Former Arizona Diamondbacks pitcher Curt Schilling’s video game company has filed for bankruptcy, The Associated Press reports.

According to the bankruptcy filings, 38 Studios and its subsidiaries owe more than $150 million to their creditors, yet own only $50 million in assets, The New York Times reports. In a Chapter 7 bankruptcy, the company’s assets will be sold to pay off its creditors.

The end of May brings some good news and some bad news for Phoenix’s recovering economy, The Arizona Republic reports. First, the bad news: bankruptcies in the metro Phoenix area rose to a nine-month high in May.

The good news: the rise in bankruptcies was relatively small and the numbers are actually consistent with a trend of stabilization, according to The Republic.

Last week, American Airlines failed to reach an agreement with its flight attendants’ union on labor cost cuts, Bloomberg reports. AMR Corporation, American Airlines’ parent company, filed for Chapter 11 bankruptcy protection in Nov. 2011.

Now that the talks have fallen through, a bankruptcy judge will likely rule on whether American can void its labor contract with the Association of Professional Flight Attendants to cut costs. In April, the carrier’s labor unions reached an agreement with Tempe-based US Airways, in preparation for a possible merger between American and US Airways.

With former NFL stars Warren Sapp, Terrell Owens, and Jamal Lewis all filing for bankruptcy over the past month, many people are left wondering, “Where did all the money go?”

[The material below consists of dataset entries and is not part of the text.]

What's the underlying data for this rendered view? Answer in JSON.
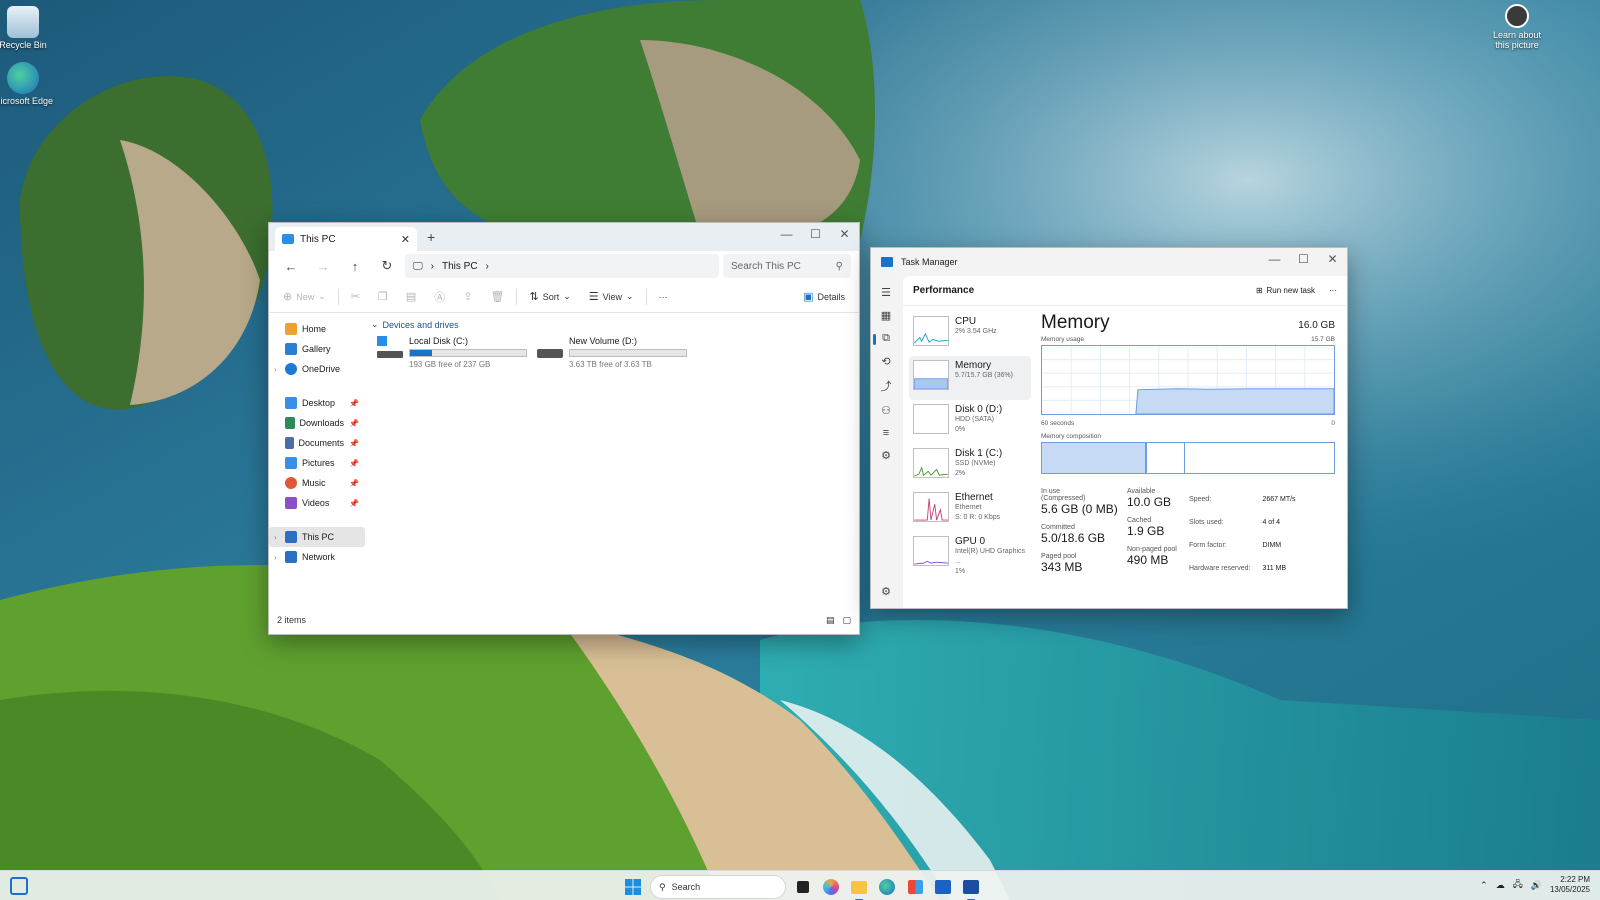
{
  "desktop": {
    "icons": [
      {
        "label": "Recycle Bin"
      },
      {
        "label": "Microsoft Edge"
      },
      {
        "label": "Learn about this picture"
      }
    ]
  },
  "explorer": {
    "tab_title": "This PC",
    "nav": {
      "address_segment": "This PC",
      "search_placeholder": "Search This PC"
    },
    "commands": {
      "new": "New",
      "sort": "Sort",
      "view": "View",
      "more": "···",
      "details": "Details"
    },
    "sidebar": {
      "top": [
        {
          "label": "Home",
          "color": "#f0a030"
        },
        {
          "label": "Gallery",
          "color": "#2a7fd4"
        },
        {
          "label": "OneDrive",
          "color": "#1f78d1"
        }
      ],
      "pinned": [
        {
          "label": "Desktop",
          "color": "#3a8ee6"
        },
        {
          "label": "Downloads",
          "color": "#2e8b57"
        },
        {
          "label": "Documents",
          "color": "#4a6fa5"
        },
        {
          "label": "Pictures",
          "color": "#3a8ee6"
        },
        {
          "label": "Music",
          "color": "#e0573a"
        },
        {
          "label": "Videos",
          "color": "#8a4fc9"
        }
      ],
      "bottom": [
        {
          "label": "This PC",
          "color": "#2a6fc4"
        },
        {
          "label": "Network",
          "color": "#2a6fc4"
        }
      ]
    },
    "group_label": "Devices and drives",
    "drives": [
      {
        "name": "Local Disk (C:)",
        "free": "193 GB free of 237 GB",
        "used_fraction": 0.19
      },
      {
        "name": "New Volume (D:)",
        "free": "3.63 TB free of 3.63 TB",
        "used_fraction": 0.0
      }
    ],
    "status": "2 items"
  },
  "taskmgr": {
    "title": "Task Manager",
    "section": "Performance",
    "run_new_task": "Run new task",
    "more": "···",
    "items": [
      {
        "name": "CPU",
        "sub1": "2%  3.54 GHz",
        "sub2": "",
        "sub3": ""
      },
      {
        "name": "Memory",
        "sub1": "5.7/15.7 GB (36%)",
        "sub2": "",
        "sub3": ""
      },
      {
        "name": "Disk 0 (D:)",
        "sub1": "HDD (SATA)",
        "sub2": "0%",
        "sub3": ""
      },
      {
        "name": "Disk 1 (C:)",
        "sub1": "SSD (NVMe)",
        "sub2": "2%",
        "sub3": ""
      },
      {
        "name": "Ethernet",
        "sub1": "Ethernet",
        "sub2": "S: 0 R: 0 Kbps",
        "sub3": ""
      },
      {
        "name": "GPU 0",
        "sub1": "Intel(R) UHD Graphics ...",
        "sub2": "1%",
        "sub3": ""
      }
    ],
    "memory": {
      "title": "Memory",
      "total": "16.0 GB",
      "usage_label": "Memory usage",
      "usage_max": "15.7 GB",
      "axis_left": "60 seconds",
      "axis_right": "0",
      "composition_label": "Memory composition",
      "in_use_fraction": 0.36,
      "stats": {
        "in_use_label": "In use (Compressed)",
        "in_use_value": "5.6 GB (0 MB)",
        "available_label": "Available",
        "available_value": "10.0 GB",
        "committed_label": "Committed",
        "committed_value": "5.0/18.6 GB",
        "cached_label": "Cached",
        "cached_value": "1.9 GB",
        "paged_label": "Paged pool",
        "paged_value": "343 MB",
        "nonpaged_label": "Non-paged pool",
        "nonpaged_value": "490 MB"
      },
      "spec": [
        {
          "k": "Speed:",
          "v": "2667 MT/s"
        },
        {
          "k": "Slots used:",
          "v": "4 of 4"
        },
        {
          "k": "Form factor:",
          "v": "DIMM"
        },
        {
          "k": "Hardware reserved:",
          "v": "311 MB"
        }
      ]
    }
  },
  "taskbar": {
    "search_placeholder": "Search",
    "time": "2:22 PM",
    "date": "13/05/2025"
  }
}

Below, we’ve included five of the biggest reasons why former NFL players go broke, as observed by Jack Bechta, one of the NFL’s most experienced agents, in the National Football Post.